My whole worldview is in upheaval. I thought I had a Ph.D. in biology, and broadly understood what that entailed, but now I learn that the proper way to parse the name of the discipline is not to read “bio” as “life”, but “bi” as in “two”. I’m a two-ologist!

Isn’t folk etymology fun? Especially when wielded by a conspiracy-theorist, racist, sexist, climate-change-denying, pro-war MAGAt to get the rationalization he wants.

Wow. That boy is stupid.

Oh no! The libs castrated the cookies!

I am totally confused now. Tammy Bruce is on Fox News with Tucker Carlson arguing that gingerbread cookies are obviously male.

So, uh…they have penises? Or Y chromosomes? Or higher testosterone levels? Those are the usual criteria these loons use to argue for the inviolability and absolute rigidity of the male/female binary. Cookies don’t have any of those.
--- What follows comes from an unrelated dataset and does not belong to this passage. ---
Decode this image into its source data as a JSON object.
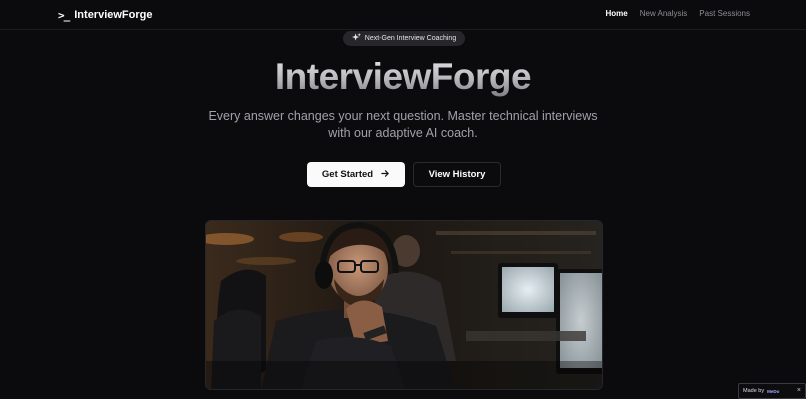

Are they finally admitting that gender is a social construct, that in the absence of biological markers they get to dictate by convention what sex a piece of baked dough is?

Also, Tucker Carlson has been spiritually neutered. But we all already knew that.

This “gender reveal” nonsense is getting out of hand

I’ve been in this rodeo a few times: 3 children, 2 grandchildren. We’ve been through that period of anxiety where you want to know the status of the pregnancy, and somewhere early in the second trimester you find out the sex of the fetus…and it’s no big deal, except that it’s a landmark in development, so it’s always good to know that all is progressing smoothly. That’s it. We were not hung up on getting a boy or a girl, because you know they’re all good kids.

Some people, though, stage these elaborate events where they tell everyone it’s a boy or a girl. Really elaborate. Like this act of stupidity:

That was the start of the Sawmill Fire in Arizona — some dumbass had to set off an exploding target with colored smoke to show off whether a fetus had a penis or a vagina. And he just had to set it off in a dry, grassy, arid place. Look at that sere landscape, full of dry brush — you’d think anyone would be smart enough to know that this is not the place for a fiery explosion.

You’ll be pleased to know they’re having a boy, and they’ve also been slapped with a $220,000 fine. He got off really easy.

Before the fire was over, it had burned 47,000 acres and cost $8.2 million to extinguish, with nearly 800 firefighters battling the blaze.

His name is Dennis Dickey, and he’s a border patrol agent. I hope this idiotic act haunts him for the rest of his life. Maybe he can explain it to his son.